The result of the limited architectural competition was the commissioning of the architect Peter Stasek with the reconstruction and renovation of the building. Especially several new ideas for redesigning the rooms as well as constructive solutions were decisive reasons to entrust Peter Stasek with this responsible task. Hall and foyer are the main element of this project, as a training center, hall or foyer is the first room that always be used in each activity. The architect designs it with unique lighting design with white furniture and clean looks wall design.
The function initially required by the company Freudenberg was to be achieved by creating a prestigious conference room for at least 100 persons on the ground floor by combining three smaller rooms. In order to implement this constructive measure, it was necessary to integrate a steel joist into the wall surrounding the corridor on the first floor (12.5 m length x 1.5 m height, approximately 7 tons dead load). Thus, it was possible to remove two bearing walls on the floor underneath and to create space for the desired conference room without destroying the historical beam ceiling. The next important step was to fulfil the requirement of being able to divide the entire conference room into two smaller seminar rooms if necessary. In order to do so, a hidden accordion partition was designed, which was placed in the newly created alcoves in the existing masonry wall. The rails for this partition system were integrated into the raster of the new coffered ceiling. The partition of the conference room can be realised in a ratio of 1/3 to 2/3.

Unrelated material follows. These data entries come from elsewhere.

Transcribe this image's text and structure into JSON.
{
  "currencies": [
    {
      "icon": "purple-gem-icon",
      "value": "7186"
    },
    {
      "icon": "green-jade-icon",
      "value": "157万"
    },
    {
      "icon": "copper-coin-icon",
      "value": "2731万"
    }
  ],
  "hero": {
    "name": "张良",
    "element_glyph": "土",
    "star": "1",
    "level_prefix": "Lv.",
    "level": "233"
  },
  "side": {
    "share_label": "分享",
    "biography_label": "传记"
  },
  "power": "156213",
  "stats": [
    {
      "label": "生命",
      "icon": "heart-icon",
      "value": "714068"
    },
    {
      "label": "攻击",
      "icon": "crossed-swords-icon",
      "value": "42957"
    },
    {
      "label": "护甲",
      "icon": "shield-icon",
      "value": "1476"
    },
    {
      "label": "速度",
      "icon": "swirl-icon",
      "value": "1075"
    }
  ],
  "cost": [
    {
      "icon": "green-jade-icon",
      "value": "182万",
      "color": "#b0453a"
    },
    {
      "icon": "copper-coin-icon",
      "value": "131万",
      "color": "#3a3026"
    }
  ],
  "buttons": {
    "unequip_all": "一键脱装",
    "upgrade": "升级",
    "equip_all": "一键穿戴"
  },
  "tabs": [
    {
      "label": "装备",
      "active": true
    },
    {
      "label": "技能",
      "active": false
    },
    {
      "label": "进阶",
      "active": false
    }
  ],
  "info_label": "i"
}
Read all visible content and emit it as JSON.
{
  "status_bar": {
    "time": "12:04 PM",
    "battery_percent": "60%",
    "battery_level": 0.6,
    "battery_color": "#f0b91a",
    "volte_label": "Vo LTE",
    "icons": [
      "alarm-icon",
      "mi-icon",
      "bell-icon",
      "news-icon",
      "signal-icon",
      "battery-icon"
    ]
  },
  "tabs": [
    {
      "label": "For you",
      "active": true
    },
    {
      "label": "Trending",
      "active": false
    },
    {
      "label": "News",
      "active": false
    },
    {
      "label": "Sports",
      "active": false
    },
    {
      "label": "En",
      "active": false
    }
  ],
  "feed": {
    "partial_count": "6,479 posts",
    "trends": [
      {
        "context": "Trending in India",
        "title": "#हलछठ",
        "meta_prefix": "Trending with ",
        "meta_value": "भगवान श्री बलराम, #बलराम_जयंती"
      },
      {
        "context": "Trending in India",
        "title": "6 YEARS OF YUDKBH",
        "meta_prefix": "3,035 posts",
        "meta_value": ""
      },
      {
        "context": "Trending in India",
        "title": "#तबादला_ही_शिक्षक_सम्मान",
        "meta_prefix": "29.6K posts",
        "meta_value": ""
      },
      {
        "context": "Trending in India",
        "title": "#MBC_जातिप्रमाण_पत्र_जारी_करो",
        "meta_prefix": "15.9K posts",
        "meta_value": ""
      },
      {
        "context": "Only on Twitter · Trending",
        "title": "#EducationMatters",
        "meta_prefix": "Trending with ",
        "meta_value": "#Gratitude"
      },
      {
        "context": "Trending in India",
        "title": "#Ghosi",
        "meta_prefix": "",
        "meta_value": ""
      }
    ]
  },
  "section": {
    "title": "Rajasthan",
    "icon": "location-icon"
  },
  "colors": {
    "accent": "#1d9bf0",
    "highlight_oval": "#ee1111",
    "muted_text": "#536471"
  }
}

Another important interior design measure was to cover all wall and ceiling surfaces including all in-wall loud speakers and inspection chambers with an acoustic plaster and to subsequently finish it with white paint. Thus, this created not only a significant improvement of the room acoustics but also a continuous wall construction without too many visible elements. The hidden sound technology in the historical interior provides an amazing audio experience, whose source can not be localised and which seems to appear from nowhere – to the very surprise of all visitors.
The lighting concept in the conference room uses a modified high voltage cord system by Cini&Nils. For most of the other rooms, built-in lights by Kreon were used. As an additional lighting feature, the illumination of all reveals was implemented by means of integrated Kreon lights. The entire effect of this lighting concept unfolds itself during important events organised by the management of Freudenberg.
During the drafting period, all new ideas for the reconstruction and renovation of the building were presented as 3D rendering. The following selection of pictures shows the final draft which was implemented subsequently.